A couple years ago, I attended a Riedel tasting. I was a skeptic about a wine glass making any kind of difference in the enjoyment of wine. The first thing I learned was the Riedel is pronounced like it rhymes with “needle, not ‘Rid-el”, as I had always said it.
|Windward Vineyard Photo|
According to the Riedel representative, conducting the tasting, the selection of the wine glass for a wine style is important, as the glass shape can influence its’ perception.
The wine glass affects the interaction of the wine with air. Taste is largely impacted by the smell of the wine. So, the glass should affect flavor. For example, the wider the bowl, the more "breathing" the wine might experience. This is why red wine glasses are bigger than white wine glasses. The larger bowl lets you aerate red wine more, softening the tannins.
Another consideration is having a stem on the glass or not. This allows you hold the glass without affecting the serving temperature of the wine. It also lets you see the color of the wine without your hand getting in the way. The newest trend seems to be stemless glassware (mainly because if anything is going to break…it’s going to be the stem). I still have trouble with these. I like to swirl and observe the wine in the glass, and find these difficult to work with. When it comes to breaking the stems…the best advice I heard was, “don’t drink and dry”. Most wine glasses are broken while cleaning and drying the glass. I always put a little water in the glass (to avoid a wine stain), then clean them in the morning.

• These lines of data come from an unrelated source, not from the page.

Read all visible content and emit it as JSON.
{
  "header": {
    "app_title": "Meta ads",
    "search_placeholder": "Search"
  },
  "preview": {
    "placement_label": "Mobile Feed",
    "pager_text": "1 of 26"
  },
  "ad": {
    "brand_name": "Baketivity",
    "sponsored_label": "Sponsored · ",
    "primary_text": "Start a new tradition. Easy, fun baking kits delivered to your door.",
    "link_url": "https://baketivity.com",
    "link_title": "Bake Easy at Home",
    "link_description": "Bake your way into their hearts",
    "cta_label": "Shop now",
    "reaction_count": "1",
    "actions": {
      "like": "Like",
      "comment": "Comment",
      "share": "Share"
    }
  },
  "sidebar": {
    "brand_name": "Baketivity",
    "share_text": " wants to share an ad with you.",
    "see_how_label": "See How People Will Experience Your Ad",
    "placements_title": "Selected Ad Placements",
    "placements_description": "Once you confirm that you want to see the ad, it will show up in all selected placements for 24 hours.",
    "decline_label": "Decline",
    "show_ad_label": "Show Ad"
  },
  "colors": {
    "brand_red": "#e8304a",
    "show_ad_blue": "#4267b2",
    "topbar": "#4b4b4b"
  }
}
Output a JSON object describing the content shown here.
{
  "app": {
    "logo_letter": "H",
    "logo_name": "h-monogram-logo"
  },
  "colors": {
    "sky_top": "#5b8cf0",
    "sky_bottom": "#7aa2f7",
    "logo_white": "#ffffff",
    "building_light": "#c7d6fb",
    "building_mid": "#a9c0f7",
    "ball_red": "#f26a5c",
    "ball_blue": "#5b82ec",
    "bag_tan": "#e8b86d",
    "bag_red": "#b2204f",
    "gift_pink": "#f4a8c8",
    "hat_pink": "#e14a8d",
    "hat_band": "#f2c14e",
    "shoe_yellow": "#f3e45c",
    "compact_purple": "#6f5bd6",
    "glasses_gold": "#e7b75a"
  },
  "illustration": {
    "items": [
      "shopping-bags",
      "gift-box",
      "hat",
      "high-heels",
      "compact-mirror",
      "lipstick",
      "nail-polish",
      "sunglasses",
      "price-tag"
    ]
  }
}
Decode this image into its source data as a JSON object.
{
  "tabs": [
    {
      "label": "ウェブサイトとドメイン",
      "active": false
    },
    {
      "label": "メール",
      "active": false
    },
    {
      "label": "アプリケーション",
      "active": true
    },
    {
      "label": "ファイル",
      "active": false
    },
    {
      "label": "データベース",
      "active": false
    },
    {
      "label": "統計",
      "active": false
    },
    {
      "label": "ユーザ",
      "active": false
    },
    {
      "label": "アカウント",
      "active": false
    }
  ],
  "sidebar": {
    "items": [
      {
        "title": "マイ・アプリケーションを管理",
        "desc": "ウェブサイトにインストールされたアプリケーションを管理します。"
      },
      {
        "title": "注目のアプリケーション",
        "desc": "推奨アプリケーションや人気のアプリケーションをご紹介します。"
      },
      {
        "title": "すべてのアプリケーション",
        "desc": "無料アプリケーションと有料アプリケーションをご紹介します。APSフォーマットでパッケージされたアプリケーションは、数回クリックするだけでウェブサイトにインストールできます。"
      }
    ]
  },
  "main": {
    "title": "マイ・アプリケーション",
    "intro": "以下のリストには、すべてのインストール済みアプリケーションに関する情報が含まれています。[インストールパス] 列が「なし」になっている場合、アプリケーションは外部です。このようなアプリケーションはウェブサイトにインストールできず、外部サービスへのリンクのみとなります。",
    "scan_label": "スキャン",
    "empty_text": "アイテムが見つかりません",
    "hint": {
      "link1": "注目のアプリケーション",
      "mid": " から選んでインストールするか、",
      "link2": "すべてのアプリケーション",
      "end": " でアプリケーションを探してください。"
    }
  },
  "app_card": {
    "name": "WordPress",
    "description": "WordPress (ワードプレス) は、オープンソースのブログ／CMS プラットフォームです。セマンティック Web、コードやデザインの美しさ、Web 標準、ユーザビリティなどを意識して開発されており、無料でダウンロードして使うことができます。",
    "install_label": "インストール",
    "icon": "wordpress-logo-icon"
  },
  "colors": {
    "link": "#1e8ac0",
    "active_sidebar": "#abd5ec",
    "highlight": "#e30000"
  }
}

|Sommelier Glass w/ Scarecrow|
I said I was skeptical in the beginning. No longer. I am a firm believer in the affects your stemware has on the ultimate wine experience. If you have not been to a Riedel tasting, I encourage you to try it.